He was drawing a picture of a sunlit forest.
He drew a brown trunk.
Then a green lollypop top.
When he drew a black circle in the middle of the trunk with the word “hoo” coming out from it, I had to turn away to hide my smile.
The art teacher stood behind my six-year-old son with eyebrows raised, amusement thinly veiled.
“He likes to draw,” she said to me, with a smile.
What happened next, I cannot explain.
She knelt down beside him and gently directed his attention to the picture he was trying to recreate. She showed him how the trees deeper in the forest looked higher up on the page, and how to add horizon to ground them with the others. She showed him how the leafy foliage overlapped to create a beautiful umbrella and how to use light and shadow to create individual leaves.
“Do you see this trunk? There is brown in it, but look closer. What other colors do you see? There’s not only brown, is there?”
She moved around the table, making similar points for other students. Each time she directed attention to the image being copied.
“Look” she said, or “See”.
I was mesmerized.
She was not teaching how to draw.
She was teaching how to see.
I watched my son’s artwork come alive with shapes and colors. For that moment, he stopped seeing the world as flat…and began to see what it was really made of.
All because of a great teacher and some practice.
Sometimes we need a little help seeing.
We need a teacher to help adjust our vision.
Practice…practice seeing with His eyes.
This is what I do.
**artwork by Jeffrey Boggess at age 6.
For a lesson on seeing, visit L.L. Barkat and try her “close your eyes” challenge. Here is my offering:
The Long Ride Home
I close my eyes and I can still see
trees passing by through windows.
Dappled lights—leaf shadows–
pass over faces, like hands
dangling ribbons of sunshine.
And dusty veil rises to meet
as wheel gives wing to earthen road.
Steady thrum of engine–this lullaby–
and knees curl up
against the seat in front
as body jostles with the rocking
of this frenetic cradle.
The steady chatter
of childhood friends
a quiet song for the ride.
But this one stays
tucked down in seat–
invisible to searching eyes–
nose buried in book
the long ride home.
Into the hollow
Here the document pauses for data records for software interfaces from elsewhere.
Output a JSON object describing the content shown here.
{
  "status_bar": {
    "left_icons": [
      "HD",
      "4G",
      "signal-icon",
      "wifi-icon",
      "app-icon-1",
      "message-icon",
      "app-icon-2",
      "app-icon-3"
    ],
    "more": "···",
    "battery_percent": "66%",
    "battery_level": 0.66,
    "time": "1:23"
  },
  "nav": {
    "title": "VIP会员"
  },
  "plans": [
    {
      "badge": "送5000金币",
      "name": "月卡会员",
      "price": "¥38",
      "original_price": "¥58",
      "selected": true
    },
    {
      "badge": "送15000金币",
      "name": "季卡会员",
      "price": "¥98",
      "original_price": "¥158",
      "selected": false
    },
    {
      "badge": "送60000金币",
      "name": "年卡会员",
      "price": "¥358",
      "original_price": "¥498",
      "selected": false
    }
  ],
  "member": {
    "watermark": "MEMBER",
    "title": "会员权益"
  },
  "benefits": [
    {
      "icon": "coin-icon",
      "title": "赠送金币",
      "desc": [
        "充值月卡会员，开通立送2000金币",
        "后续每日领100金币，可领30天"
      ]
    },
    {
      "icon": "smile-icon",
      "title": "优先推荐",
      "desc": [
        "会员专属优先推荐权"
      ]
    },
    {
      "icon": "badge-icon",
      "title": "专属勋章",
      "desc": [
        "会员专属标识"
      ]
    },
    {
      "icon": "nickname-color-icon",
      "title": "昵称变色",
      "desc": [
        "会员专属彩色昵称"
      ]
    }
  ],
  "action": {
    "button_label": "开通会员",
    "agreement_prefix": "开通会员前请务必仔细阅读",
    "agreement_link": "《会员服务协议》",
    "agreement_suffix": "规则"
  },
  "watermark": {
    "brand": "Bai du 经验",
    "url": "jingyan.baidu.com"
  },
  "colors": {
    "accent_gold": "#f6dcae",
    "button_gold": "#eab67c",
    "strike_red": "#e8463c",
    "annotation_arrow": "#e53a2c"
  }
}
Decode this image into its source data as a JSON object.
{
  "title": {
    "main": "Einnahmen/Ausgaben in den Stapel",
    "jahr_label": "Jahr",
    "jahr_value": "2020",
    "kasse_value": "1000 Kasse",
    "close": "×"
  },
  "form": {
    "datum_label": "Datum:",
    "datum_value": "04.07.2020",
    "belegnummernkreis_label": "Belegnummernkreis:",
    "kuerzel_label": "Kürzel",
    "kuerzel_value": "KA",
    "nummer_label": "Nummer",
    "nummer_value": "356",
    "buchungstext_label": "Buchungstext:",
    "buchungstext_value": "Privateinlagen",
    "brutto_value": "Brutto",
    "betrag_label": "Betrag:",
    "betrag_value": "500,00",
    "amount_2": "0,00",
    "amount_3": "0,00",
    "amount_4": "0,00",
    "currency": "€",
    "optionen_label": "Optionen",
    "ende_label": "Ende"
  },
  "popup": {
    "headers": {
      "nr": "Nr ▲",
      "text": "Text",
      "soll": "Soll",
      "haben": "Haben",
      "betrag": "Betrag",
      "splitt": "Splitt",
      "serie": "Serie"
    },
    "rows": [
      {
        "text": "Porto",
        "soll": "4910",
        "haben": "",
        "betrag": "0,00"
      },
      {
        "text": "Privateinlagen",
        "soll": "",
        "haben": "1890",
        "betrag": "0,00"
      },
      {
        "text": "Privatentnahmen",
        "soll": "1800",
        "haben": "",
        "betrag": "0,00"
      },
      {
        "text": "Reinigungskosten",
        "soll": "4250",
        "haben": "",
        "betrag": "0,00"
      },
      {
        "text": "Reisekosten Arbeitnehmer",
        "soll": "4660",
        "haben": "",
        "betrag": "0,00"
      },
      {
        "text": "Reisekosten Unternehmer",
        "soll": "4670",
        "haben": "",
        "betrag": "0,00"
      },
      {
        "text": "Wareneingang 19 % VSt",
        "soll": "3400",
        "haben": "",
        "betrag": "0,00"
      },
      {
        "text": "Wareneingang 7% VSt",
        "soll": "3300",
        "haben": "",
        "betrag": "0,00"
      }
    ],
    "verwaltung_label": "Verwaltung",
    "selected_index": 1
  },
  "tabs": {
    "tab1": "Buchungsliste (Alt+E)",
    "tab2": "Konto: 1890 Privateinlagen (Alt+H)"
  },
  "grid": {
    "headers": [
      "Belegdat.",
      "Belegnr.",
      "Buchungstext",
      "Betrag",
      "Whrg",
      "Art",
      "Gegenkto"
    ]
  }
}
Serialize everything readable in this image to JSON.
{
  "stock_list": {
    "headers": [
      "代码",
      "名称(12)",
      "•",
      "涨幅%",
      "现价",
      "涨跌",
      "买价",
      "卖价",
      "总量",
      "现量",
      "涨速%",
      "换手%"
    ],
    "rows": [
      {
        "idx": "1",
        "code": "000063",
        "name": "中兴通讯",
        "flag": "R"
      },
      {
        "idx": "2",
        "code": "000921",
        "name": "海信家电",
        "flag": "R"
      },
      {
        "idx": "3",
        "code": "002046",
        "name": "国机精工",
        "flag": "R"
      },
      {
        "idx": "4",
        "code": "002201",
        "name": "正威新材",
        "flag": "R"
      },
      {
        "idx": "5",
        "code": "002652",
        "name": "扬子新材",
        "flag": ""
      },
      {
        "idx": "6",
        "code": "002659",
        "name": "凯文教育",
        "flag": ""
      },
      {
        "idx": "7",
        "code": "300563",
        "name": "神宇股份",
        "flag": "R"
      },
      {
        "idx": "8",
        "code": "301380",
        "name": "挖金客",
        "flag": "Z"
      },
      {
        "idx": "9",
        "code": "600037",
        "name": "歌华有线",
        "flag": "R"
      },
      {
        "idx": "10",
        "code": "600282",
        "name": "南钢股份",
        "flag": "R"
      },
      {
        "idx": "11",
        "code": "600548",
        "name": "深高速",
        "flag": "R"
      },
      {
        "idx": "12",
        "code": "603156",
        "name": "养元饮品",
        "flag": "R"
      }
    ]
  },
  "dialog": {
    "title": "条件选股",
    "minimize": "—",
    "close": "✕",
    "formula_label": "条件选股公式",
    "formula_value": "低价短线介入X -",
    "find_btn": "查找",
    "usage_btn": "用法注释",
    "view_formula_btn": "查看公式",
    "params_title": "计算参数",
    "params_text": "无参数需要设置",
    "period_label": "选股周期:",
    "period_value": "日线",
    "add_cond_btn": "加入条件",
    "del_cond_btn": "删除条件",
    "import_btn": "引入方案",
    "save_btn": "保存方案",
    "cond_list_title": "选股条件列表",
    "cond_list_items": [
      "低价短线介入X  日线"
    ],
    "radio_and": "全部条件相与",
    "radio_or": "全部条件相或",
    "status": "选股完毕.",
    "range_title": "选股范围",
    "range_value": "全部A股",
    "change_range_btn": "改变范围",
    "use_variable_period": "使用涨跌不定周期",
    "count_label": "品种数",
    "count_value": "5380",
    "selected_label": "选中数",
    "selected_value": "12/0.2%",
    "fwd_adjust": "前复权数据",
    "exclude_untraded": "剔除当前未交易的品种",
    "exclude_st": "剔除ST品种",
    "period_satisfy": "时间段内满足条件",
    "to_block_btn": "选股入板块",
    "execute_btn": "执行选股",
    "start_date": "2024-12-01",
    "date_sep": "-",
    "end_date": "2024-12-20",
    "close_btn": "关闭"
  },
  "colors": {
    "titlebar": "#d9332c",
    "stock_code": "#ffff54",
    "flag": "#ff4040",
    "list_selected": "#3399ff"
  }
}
where God’s hand has hidden
inside of dusty roads
and scattered green.
When I close my eyes
I see it all as it used to be.
But I am not there.
This lost treasure has been found.